*Work instructions*:
From the entries that follow, pick out all lines holding "Show".

_ _ _ _

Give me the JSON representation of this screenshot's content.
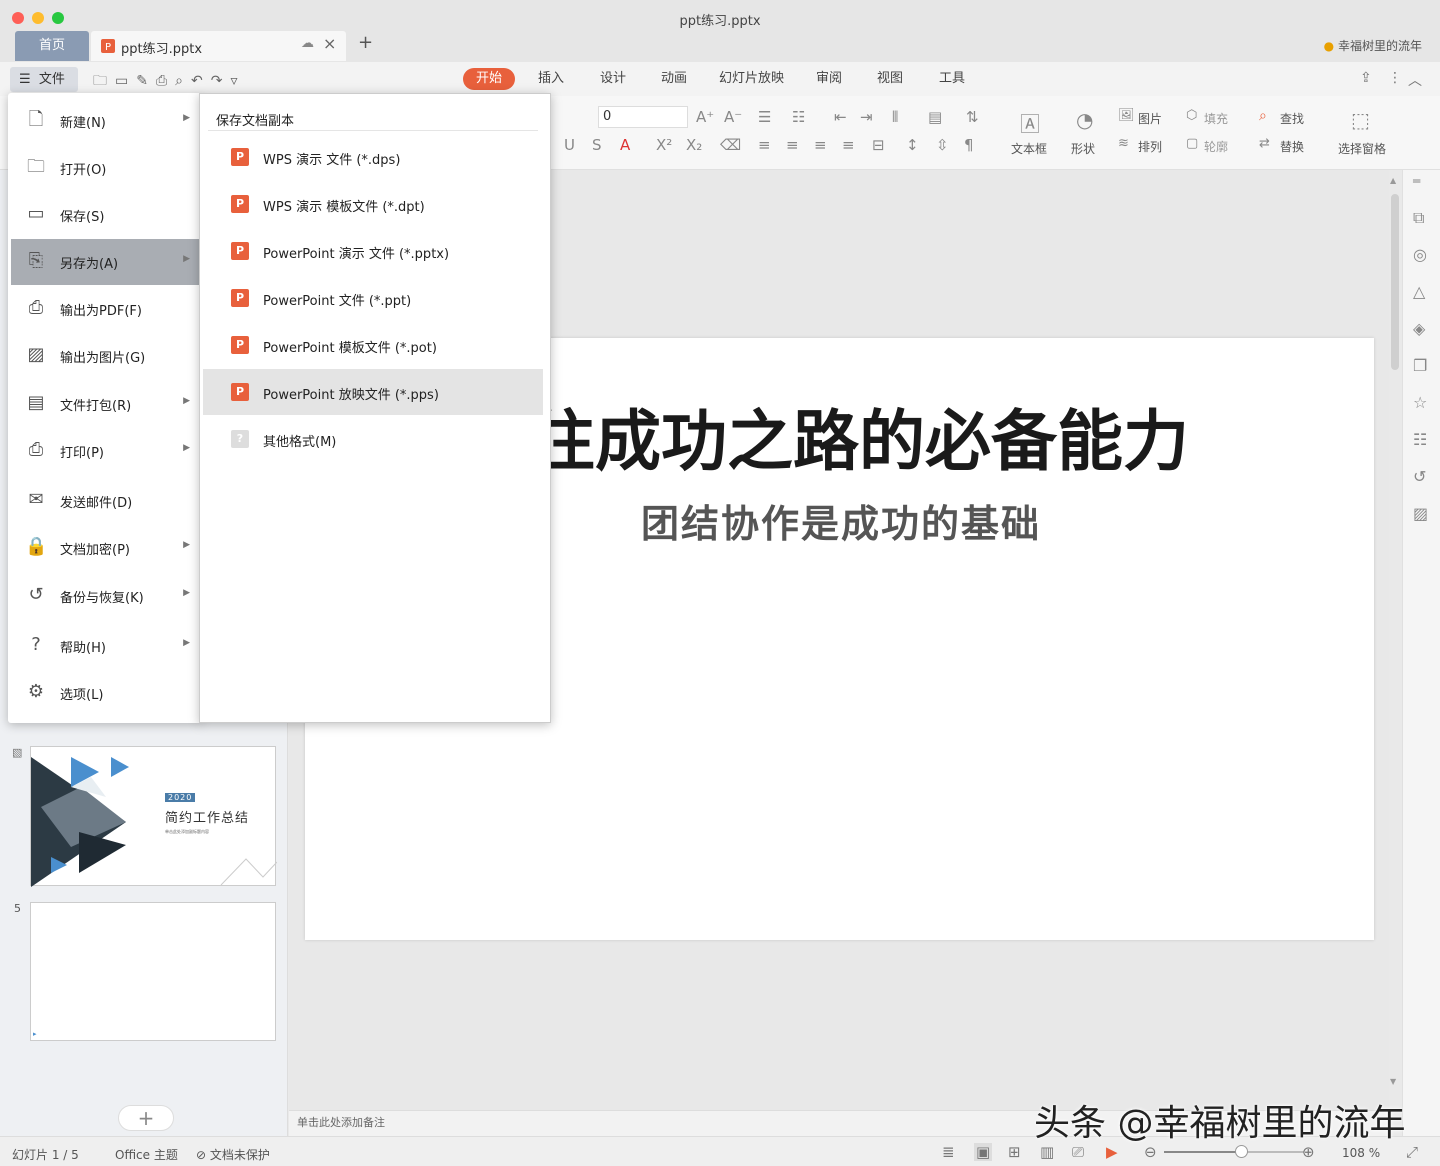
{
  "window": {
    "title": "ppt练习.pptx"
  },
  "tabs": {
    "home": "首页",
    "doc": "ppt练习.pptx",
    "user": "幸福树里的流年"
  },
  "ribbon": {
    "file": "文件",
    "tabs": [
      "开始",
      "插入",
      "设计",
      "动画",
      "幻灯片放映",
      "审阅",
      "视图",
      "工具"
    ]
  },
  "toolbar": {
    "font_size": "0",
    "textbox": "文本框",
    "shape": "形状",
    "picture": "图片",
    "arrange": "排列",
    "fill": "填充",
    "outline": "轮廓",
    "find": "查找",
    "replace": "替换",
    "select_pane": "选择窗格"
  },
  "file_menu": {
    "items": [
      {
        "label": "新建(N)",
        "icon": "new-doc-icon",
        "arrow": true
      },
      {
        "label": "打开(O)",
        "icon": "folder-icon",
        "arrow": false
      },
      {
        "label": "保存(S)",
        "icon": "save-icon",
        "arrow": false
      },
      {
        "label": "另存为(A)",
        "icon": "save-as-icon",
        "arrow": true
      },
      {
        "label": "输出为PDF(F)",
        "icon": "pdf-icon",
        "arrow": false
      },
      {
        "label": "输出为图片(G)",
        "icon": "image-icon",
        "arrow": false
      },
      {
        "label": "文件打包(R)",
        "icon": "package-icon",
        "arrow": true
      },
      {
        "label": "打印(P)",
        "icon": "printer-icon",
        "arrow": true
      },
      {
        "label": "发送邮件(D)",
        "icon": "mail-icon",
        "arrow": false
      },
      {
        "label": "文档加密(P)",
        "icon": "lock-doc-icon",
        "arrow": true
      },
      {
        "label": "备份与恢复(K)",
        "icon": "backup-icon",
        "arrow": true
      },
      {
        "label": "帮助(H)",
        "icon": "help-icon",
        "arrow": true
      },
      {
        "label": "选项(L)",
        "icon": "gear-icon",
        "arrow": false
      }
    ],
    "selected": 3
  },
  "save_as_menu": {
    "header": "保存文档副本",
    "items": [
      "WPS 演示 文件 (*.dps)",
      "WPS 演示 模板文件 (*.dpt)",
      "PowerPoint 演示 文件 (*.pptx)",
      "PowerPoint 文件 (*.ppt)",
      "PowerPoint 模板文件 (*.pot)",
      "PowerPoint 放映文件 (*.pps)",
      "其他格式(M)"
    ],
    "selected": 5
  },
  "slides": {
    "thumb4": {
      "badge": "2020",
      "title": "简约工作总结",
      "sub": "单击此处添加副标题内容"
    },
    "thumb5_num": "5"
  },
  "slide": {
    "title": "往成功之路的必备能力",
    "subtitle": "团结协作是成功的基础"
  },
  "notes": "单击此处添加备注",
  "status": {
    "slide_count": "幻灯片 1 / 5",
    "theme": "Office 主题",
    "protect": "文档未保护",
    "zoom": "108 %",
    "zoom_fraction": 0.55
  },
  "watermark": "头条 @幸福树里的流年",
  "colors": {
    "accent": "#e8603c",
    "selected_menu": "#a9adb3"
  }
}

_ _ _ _

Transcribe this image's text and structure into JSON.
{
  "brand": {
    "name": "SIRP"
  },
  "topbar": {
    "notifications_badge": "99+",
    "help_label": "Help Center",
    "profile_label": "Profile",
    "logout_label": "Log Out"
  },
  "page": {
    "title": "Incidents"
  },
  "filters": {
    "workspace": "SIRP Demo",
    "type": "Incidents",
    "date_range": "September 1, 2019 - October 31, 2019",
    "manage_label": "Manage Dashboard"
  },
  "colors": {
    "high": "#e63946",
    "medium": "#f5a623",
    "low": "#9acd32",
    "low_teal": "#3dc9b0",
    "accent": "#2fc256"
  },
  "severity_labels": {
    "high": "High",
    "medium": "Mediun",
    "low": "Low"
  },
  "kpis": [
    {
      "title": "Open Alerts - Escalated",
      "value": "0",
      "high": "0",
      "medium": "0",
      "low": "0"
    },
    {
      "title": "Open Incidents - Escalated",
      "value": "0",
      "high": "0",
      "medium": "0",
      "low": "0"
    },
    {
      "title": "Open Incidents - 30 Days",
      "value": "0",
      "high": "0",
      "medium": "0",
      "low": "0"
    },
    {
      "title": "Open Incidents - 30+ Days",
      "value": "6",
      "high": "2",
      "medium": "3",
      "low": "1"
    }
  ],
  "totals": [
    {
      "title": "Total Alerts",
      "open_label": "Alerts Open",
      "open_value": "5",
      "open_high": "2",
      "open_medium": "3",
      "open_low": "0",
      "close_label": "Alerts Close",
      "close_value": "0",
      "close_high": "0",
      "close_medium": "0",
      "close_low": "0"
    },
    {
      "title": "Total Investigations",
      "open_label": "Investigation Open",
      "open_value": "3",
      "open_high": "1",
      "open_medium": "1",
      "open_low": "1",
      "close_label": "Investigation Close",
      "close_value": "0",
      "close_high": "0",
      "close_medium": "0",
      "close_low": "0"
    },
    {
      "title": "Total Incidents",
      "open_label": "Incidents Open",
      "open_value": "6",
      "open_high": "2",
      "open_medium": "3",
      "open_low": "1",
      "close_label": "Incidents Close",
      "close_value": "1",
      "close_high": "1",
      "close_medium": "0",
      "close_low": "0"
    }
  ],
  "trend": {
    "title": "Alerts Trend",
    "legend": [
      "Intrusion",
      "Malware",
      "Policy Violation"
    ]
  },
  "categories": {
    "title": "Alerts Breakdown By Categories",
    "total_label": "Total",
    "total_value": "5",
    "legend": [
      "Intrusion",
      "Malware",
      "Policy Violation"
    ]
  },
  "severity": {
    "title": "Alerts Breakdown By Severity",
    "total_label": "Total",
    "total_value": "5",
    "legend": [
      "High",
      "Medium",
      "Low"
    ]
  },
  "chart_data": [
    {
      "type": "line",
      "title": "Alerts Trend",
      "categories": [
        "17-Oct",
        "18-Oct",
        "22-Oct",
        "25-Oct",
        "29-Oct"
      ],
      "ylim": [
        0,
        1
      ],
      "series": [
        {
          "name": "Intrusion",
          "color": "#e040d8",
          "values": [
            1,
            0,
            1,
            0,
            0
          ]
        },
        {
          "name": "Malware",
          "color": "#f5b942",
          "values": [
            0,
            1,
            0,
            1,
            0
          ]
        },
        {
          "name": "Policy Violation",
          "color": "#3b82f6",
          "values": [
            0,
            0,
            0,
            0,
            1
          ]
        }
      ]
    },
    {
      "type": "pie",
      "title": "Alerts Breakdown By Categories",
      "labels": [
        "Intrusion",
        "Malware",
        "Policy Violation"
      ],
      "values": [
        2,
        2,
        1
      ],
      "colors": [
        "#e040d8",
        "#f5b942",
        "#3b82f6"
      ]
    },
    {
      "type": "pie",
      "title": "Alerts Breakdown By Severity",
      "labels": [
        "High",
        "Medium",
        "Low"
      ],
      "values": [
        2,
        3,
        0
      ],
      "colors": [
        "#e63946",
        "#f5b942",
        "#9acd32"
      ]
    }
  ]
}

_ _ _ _

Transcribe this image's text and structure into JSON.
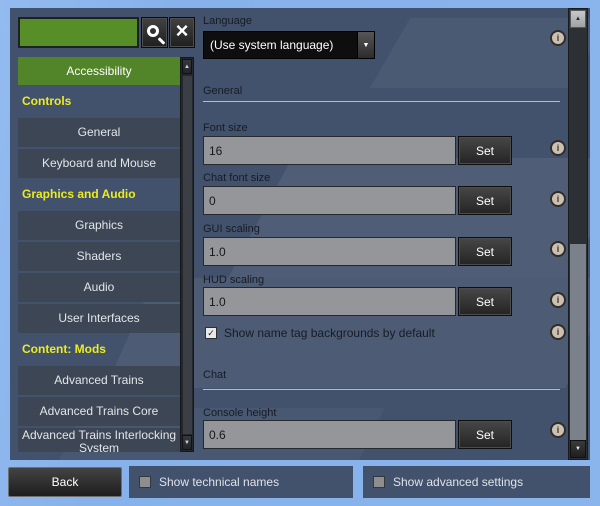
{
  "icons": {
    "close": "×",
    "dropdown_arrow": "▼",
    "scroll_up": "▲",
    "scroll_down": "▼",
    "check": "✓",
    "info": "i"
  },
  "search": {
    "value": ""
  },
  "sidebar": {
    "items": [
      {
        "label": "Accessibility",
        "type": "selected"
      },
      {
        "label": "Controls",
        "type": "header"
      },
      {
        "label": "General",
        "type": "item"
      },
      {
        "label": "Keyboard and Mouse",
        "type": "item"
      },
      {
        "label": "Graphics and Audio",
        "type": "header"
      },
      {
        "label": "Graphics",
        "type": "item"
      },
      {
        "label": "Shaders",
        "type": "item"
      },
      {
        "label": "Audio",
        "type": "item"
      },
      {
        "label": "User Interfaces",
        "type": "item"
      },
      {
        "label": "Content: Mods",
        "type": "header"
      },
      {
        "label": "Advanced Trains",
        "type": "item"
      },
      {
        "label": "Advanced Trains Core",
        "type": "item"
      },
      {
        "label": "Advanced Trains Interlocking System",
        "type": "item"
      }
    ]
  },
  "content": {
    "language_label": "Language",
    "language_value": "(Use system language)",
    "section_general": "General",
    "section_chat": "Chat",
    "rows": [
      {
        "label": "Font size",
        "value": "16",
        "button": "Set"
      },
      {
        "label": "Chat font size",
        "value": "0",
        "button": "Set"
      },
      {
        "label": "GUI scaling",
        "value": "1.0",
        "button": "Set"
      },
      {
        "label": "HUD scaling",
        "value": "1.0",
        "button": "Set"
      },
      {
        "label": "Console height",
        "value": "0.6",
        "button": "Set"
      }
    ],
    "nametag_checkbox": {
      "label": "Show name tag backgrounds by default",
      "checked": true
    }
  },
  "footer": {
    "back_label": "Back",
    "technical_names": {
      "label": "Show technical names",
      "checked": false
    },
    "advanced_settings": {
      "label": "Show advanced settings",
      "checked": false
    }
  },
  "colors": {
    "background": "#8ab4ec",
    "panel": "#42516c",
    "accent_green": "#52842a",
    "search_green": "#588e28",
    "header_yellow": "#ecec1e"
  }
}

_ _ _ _

*Solution for this exercise*:
      "label": "Show name tag backgrounds by default",
      "label": "Show technical names",
      "label": "Show advanced settings",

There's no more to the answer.